Work order. Beginning with the line that holds "Decode this image", retype the rest of the listing exactly, last line included.

....

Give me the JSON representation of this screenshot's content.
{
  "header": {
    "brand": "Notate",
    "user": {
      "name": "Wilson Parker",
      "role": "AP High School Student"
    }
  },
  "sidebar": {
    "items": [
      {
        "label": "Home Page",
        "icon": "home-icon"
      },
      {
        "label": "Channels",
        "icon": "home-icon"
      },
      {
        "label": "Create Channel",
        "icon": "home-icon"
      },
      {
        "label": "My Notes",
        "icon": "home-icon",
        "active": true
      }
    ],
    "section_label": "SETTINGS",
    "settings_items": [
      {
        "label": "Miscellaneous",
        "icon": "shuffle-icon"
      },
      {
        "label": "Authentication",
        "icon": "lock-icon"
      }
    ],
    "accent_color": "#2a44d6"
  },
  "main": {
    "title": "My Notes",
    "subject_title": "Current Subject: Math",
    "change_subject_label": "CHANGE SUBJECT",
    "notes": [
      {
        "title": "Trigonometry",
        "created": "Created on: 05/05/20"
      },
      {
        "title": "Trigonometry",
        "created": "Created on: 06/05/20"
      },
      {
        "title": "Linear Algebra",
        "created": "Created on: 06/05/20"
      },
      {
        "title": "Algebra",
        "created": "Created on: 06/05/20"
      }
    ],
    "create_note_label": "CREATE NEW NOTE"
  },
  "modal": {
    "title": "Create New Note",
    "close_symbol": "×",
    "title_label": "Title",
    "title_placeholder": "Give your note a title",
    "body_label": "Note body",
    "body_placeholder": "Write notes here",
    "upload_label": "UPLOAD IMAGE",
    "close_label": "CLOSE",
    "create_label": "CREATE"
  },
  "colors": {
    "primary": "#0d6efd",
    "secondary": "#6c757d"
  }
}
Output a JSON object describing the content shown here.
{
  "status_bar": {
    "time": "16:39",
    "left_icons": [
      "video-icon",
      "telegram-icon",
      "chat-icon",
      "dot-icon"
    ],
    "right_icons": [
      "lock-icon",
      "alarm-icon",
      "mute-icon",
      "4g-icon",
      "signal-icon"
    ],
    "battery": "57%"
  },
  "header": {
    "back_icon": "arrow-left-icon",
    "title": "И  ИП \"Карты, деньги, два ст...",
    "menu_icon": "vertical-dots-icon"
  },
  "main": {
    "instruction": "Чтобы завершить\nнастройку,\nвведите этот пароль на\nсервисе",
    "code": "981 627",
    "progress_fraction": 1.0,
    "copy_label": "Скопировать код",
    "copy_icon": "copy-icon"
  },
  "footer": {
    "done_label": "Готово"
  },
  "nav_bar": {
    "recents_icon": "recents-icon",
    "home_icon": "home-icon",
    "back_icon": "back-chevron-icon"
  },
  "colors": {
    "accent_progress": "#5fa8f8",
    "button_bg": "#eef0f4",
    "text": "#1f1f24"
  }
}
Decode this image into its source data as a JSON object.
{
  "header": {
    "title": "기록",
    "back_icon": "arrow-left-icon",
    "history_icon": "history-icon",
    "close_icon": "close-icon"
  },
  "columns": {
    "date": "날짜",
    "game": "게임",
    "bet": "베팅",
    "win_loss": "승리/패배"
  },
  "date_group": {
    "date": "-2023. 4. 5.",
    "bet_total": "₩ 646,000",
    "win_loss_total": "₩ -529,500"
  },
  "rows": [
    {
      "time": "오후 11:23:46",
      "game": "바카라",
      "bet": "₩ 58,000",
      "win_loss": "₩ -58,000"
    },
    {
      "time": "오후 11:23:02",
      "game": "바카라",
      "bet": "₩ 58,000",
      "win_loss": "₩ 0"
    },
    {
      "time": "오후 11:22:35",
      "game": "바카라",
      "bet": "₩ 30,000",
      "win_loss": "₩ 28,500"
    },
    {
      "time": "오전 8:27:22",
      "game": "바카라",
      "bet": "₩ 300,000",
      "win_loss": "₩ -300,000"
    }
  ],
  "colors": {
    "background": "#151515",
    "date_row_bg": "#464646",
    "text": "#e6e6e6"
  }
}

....

Task output.
Decode this image into its source data as a JSON object.
{
  "header": {
    "title": "기록",
    "back_icon": "arrow-left-icon",
    "history_icon": "history-icon",
    "close_icon": "close-icon"
  },
  "columns": {
    "date": "날짜",
    "game": "게임",
    "bet": "베팅",
    "win_loss": "승리/패배"
  },
  "date_group": {
    "date": "-2023. 4. 5.",
    "bet_total": "₩ 646,000",
    "win_loss_total": "₩ -529,500"
  },
  "rows": [
    {
      "time": "오후 11:23:46",
      "game": "바카라",
      "bet": "₩ 58,000",
      "win_loss": "₩ -58,000"
    },
    {
      "time": "오후 11:23:02",
      "game": "바카라",
      "bet": "₩ 58,000",
      "win_loss": "₩ 0"
    },
    {
      "time": "오후 11:22:35",
      "game": "바카라",
      "bet": "₩ 30,000",
      "win_loss": "₩ 28,500"
    },
    {
      "time": "오전 8:27:22",
      "game": "바카라",
      "bet": "₩ 300,000",
      "win_loss": "₩ -300,000"
    }
  ],
  "colors": {
    "background": "#151515",
    "date_row_bg": "#464646",
    "text": "#e6e6e6"
  }
}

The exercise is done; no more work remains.